[Website and app data records]
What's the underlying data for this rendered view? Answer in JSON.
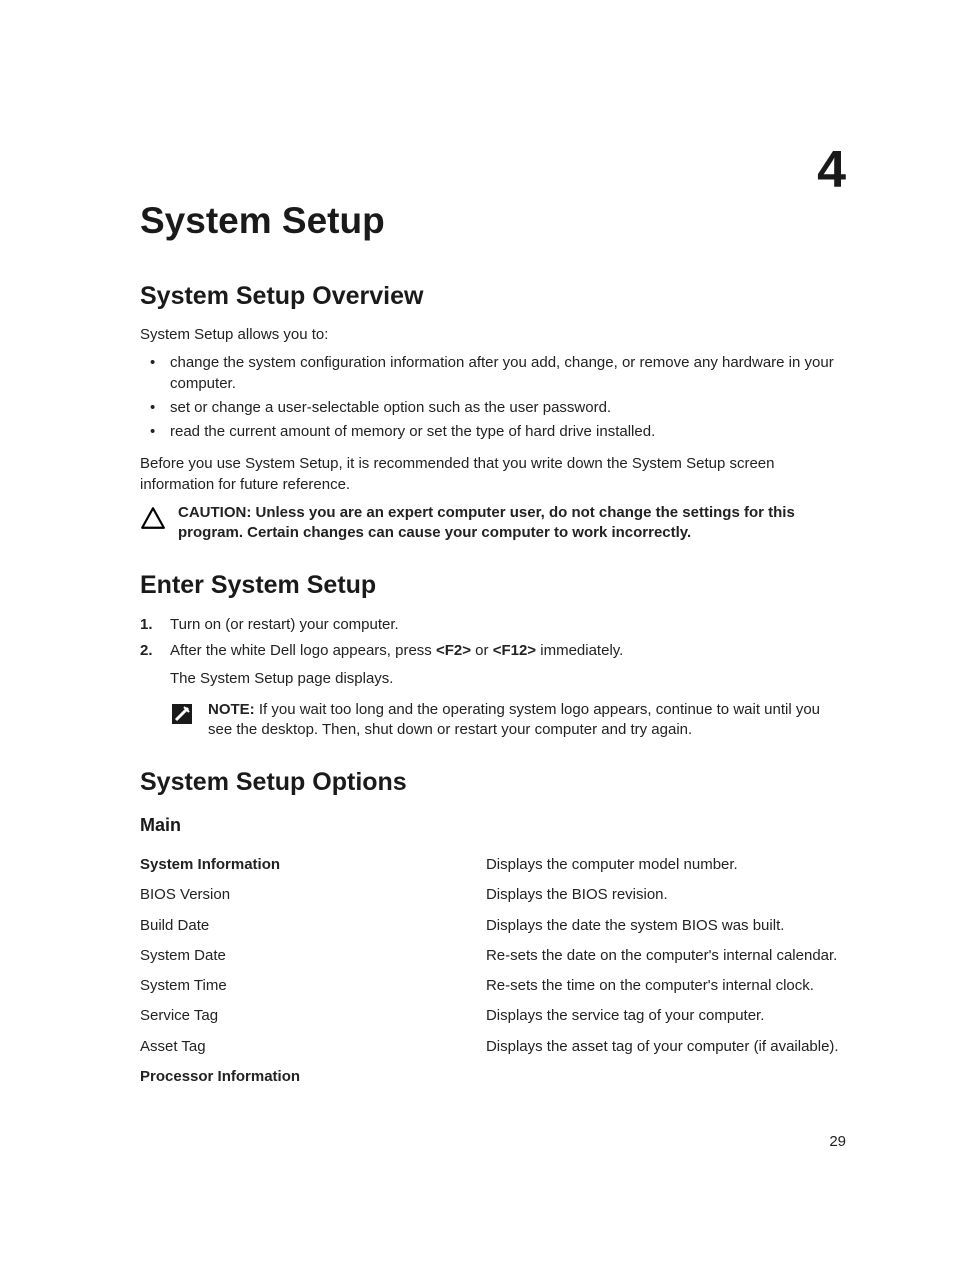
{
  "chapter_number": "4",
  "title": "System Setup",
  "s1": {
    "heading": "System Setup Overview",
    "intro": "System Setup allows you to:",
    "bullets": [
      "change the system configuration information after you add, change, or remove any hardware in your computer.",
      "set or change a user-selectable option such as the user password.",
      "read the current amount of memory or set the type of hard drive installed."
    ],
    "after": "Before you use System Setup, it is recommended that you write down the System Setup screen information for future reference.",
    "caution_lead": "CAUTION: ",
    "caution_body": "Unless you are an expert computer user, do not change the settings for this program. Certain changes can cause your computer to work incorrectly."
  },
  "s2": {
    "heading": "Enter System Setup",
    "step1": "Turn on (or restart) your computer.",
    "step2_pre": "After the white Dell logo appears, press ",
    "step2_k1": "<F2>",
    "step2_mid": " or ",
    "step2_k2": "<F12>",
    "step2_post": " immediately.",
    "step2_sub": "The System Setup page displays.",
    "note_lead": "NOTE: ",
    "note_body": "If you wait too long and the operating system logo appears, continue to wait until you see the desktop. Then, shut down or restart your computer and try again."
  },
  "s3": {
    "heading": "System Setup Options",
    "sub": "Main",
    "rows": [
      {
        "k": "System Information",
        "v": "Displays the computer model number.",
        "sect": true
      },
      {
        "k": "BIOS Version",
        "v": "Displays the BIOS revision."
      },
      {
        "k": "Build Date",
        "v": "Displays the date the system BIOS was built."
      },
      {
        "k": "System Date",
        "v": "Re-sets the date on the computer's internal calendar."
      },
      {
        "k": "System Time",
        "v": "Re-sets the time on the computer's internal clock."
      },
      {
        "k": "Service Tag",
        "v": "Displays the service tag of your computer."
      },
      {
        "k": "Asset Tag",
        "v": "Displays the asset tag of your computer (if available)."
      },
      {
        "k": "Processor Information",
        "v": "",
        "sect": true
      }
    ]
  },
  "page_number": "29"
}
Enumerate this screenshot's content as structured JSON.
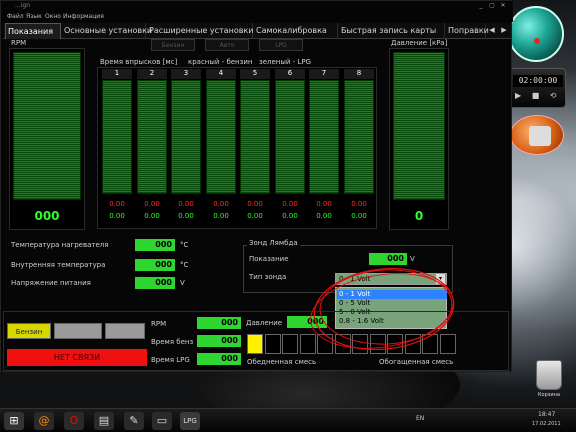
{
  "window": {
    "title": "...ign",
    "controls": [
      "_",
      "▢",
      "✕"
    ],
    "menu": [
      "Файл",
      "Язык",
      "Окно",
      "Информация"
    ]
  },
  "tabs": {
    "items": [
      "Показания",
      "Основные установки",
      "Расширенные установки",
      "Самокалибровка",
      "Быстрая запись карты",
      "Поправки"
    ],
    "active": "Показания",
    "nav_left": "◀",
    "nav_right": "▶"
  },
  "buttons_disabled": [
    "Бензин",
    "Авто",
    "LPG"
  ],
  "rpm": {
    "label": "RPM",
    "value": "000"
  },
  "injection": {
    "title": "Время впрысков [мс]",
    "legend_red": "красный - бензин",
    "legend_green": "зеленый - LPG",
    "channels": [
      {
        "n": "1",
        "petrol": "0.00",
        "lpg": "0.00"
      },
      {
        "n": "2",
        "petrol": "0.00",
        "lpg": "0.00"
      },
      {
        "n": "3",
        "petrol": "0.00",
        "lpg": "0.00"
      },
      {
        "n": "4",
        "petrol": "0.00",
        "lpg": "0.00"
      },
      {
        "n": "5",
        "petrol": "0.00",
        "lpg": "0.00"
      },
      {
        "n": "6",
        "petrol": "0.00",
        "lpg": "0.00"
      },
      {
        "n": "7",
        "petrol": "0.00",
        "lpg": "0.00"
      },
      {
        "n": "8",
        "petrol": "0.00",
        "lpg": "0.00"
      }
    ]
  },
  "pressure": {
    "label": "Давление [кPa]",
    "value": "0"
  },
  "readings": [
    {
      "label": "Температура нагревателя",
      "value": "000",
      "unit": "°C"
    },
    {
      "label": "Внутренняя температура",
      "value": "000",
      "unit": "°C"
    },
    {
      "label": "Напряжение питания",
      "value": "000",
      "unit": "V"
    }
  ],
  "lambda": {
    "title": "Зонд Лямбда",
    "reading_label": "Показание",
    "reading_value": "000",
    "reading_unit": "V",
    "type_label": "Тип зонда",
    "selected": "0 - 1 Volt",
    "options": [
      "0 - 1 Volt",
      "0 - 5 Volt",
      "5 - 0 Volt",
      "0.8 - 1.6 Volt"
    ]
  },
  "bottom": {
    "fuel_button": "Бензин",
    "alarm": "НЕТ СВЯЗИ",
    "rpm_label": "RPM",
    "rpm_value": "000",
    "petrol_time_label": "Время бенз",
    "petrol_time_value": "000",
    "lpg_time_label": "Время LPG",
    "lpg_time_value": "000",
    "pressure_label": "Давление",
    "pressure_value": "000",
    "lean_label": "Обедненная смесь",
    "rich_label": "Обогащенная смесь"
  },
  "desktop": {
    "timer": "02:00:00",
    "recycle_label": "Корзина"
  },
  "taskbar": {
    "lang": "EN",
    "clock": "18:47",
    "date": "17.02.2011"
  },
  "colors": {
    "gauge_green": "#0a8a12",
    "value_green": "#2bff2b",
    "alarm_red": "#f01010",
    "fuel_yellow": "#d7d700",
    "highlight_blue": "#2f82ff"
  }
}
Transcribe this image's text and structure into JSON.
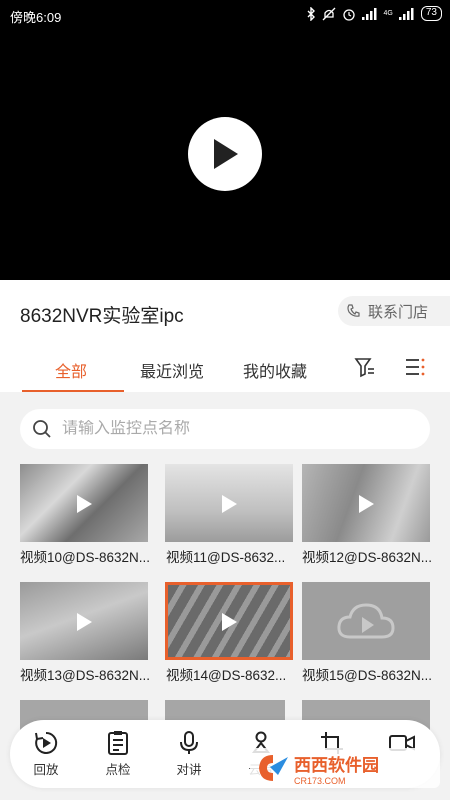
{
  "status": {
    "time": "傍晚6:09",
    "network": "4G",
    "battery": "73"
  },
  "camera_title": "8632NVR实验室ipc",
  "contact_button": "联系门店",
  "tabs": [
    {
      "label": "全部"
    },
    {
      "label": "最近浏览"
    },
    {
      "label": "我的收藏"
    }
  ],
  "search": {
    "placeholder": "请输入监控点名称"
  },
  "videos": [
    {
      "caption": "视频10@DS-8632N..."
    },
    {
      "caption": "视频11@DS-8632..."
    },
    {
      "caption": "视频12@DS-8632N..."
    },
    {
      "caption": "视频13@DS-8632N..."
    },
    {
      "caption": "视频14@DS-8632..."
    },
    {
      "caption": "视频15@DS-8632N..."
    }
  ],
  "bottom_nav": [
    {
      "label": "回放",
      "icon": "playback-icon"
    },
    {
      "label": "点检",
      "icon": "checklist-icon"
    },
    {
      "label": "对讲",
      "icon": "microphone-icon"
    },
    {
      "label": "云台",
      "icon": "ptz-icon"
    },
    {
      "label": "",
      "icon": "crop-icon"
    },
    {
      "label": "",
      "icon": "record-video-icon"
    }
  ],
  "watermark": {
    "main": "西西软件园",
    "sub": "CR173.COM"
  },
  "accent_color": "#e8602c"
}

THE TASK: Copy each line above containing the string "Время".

SOLUTION TO THIS PROBLEM:
    "title": "Время впрысков [мс]",
    "petrol_time_label": "Время бенз",
    "lpg_time_label": "Время LPG",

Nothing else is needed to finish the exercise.